Voters in Belarus are heading to the polls to take part in the country's freest elections yet, though supporters of autocratic President Alexander Lukashenko are predicted to still dominate the parliament.
Voters in the landlocked Eastern European state of Belarus, which has been largely isolated since it gained independence from the Soviet Union in 1991, are going to the polls today to take part in the latest round of parliamentary elections.
But there's a difference from previous elections – this time there's a small chance opponents of the country's long-time President Alexander Lukashenko could be elected. They have not been represented in the 110-seat parliament since 1996.
That's because Lukashenko's administration has allowed these elections to be conducted under a more transparent and accessible system which will be monitored by outsiders including the Organisation for Security and Cooperation in Europe.
Still, analysts and opposition politicians were not hopeful the election will bring about any major changes to Belarus' autocratic political system.
Denis Melyantsov, senior analyst at the Belarusian Institute for Strategic Studies, told Reuters "I think we'll get an absolutely sterile parliament, made up of carefully selected lawmakers."
Echoing these sentiments, Alaksiej Janukievic, chairman of the Belarusian Popular Front opposition party, told Agence France Presse, "I am convinced that not a single opposition candidate will make it through to parliament."
"There will only be lawmakers approved by the authorities."

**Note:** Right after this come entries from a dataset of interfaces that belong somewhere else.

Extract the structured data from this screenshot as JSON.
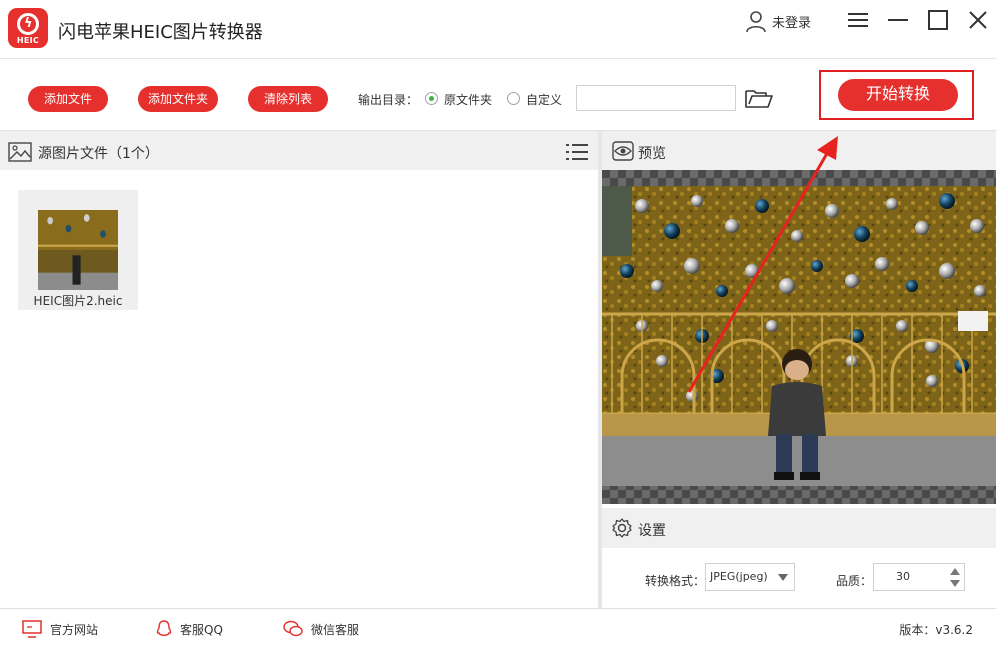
{
  "app": {
    "title": "闪电苹果HEIC图片转换器",
    "logo_text": "HEIC"
  },
  "user": {
    "login_label": "未登录"
  },
  "toolbar": {
    "add_file": "添加文件",
    "add_folder": "添加文件夹",
    "clear_list": "清除列表",
    "output_dir_label": "输出目录：",
    "option_original": "原文件夹",
    "option_custom": "自定义",
    "path_value": "",
    "start_convert": "开始转换"
  },
  "left_panel": {
    "title": "源图片文件（1个）",
    "files": [
      {
        "name": "HEIC图片2.heic"
      }
    ]
  },
  "preview": {
    "title": "预览"
  },
  "settings": {
    "title": "设置",
    "format_label": "转换格式：",
    "format_value": "JPEG(jpeg)",
    "quality_label": "品质：",
    "quality_value": "30"
  },
  "footer": {
    "website": "官方网站",
    "qq": "客服QQ",
    "wechat": "微信客服",
    "version": "版本：v3.6.2"
  },
  "colors": {
    "brand_red": "#e5302d",
    "highlight_red": "#e02020",
    "radio_green": "#3cb43c"
  }
}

The relaxation of restrictions seems to be mainly intended to appease the West, which imposed sanctions on the country following a series of election results that favoured Lukashenko it condemned as unfair.
Lukashenko hasn't tried to hide his intentions in this regard. After casting his vote in Belarus' capital, Minsk, he told assembled journalists, "We've done everything so that there aren't complaints from the Western side. We accommodated their requests."
Even so, this statement is somewhat more discrete than the one the strongman gave to Ukrainian journalists in 2006 regarding that year's presidential election in which he said, "Yes, we falsified the last election. I have already told this to Westerners. In fact, 93.5 percent [of ballots were] for President Lukashenko. People say this is not a European result, so we changed it to 86 percent."
The latest – somewhat half-hearted – attempt at electoral reform forms part of a wider strategy pursued by the government aimed at moving the country away from the orbit of Russia, Belarus' strongest neighbour and traditional overlord.
Russia's intervention in Ukraine and annexation of the Crimean Peninsula in 2014 stoked fears in nearby countries, including Belarus – which is particularly concerned due to its relative weakness and lack of allies – that they could be next.
This is likely what led Lukashenko to appear to turn over a new leaf – releasing imprisoned dissidents and acting as a mediator over Ukraine – as he tries to build up relations with the West as a counterweight to his country's economic and strategic dependence on Russia.
It seems like these moves might be working, with the US saying that the handling of this election will factor into whether it decides to loosen economic sanctions on Belarus. The EU lifted most of its sanctions against the country last February.